     http://domain/~you/main_database_directory/gedcom_name/gedcom_name.htm

You should see your main index page come up. Check the links on it to be sure that they are all resolved. Go to an individual's data page and check it out. Try doing a search for a name.

THAT SHOULD BE ALL THERE IS TO IT !!!

Although the above procedure assumed that you had TelNet access to your account, this is not really necessary. All of the setup can be done through FTP alone, with only a little more difficulty. All of the directory creations and file permission settings performed above can be done with any reasonably full featured FTP program, for instance WS_FTP from Ipswitch. And the IGMLivng and IGMMak scripts can be run via http requests by simply renaming them as ordinary CGI scripts and uploading them to your cgi-bin directory. Since they take single arguments, they can be run with a command like:

     http://domain/~you/cgi-bin/igmmak.cgi?Macdonald

Once you're sure your site is working, there are a couple of optional steps you can take to make it more visible to the outside world.
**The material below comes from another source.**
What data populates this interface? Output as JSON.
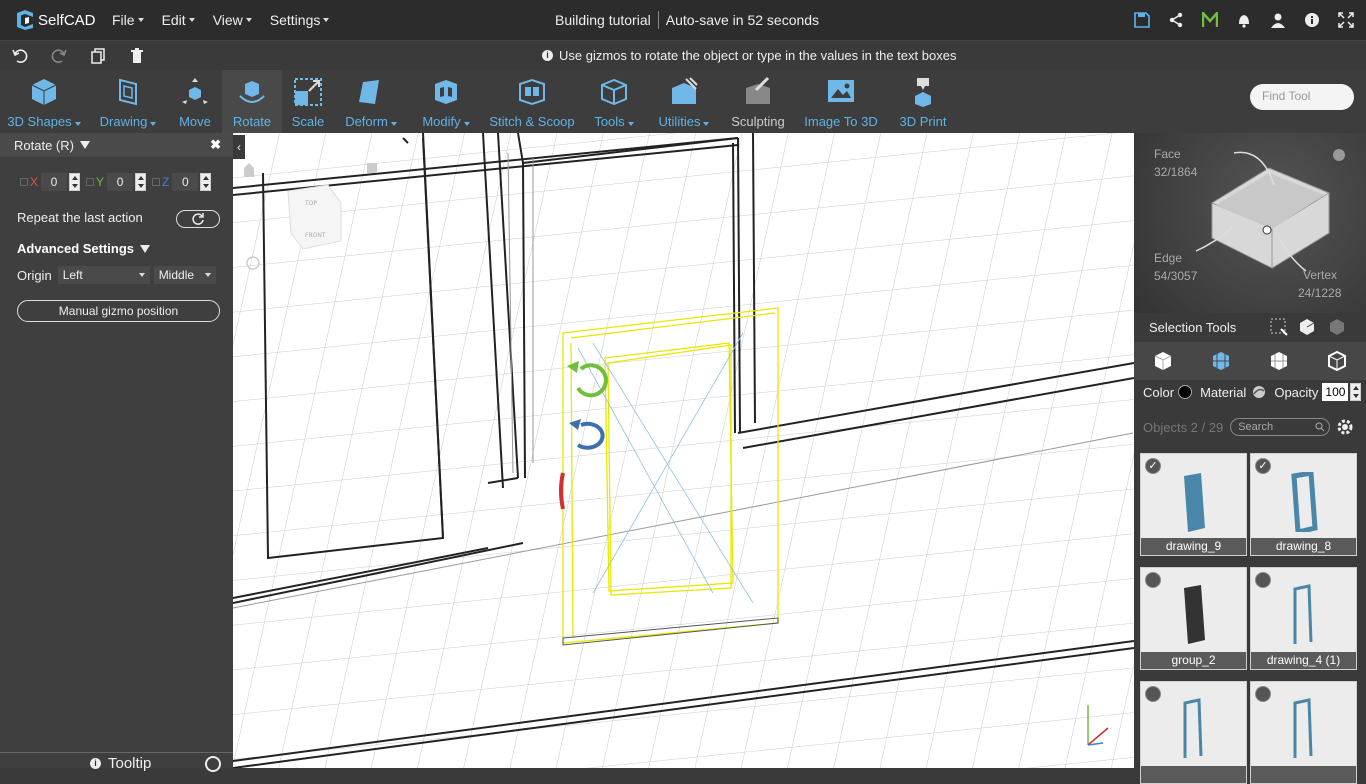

Note that updating your site (for instance after changing the GEDCOM), is substantially easier than this first-time installation. Just make a copy of your GEDCOM on your home PC, run addphotos.exe and d2u.exe on it, then upload it to your server using FTP, and run igmlivng and igmmak on it there.

TROUBLESHOOTING

If something is not working, check first for the following common errors.

  1. Having a mismatch in capitalization between the name of a program and a call to it from within another program.
  2. Failing to run d2u.exe before uploading a program or GEDCOM.
  3. If you get a message indicating the system can't find the required programs igmini or igmlib, you may need to experiment with how you specify their location in the headers of the various CGI files (see the section on igmget.cgi under 'Preparing the Scripts' above. If all else fails, specify the full pathname to igmini and igmlib in each CGI file header.

If you experience any problems, please seek help with your server first. Most servers have user's group mail lists, and you're bound to find a CGI expert there. If all else fails, feel free to contact me

Note that the Indexed GEDCOM Method programs are freeware, which means that you can use and modify them as you see fit, provided that the original copyright information is not removed or modified. If you download them and find them of use, please let me know by email, and I will notify you if there are improvements or upgrades in the programs.

Doug Macdonald <DAMacdonald@juno.com>

Best of Luck to you, and ENJOY !!!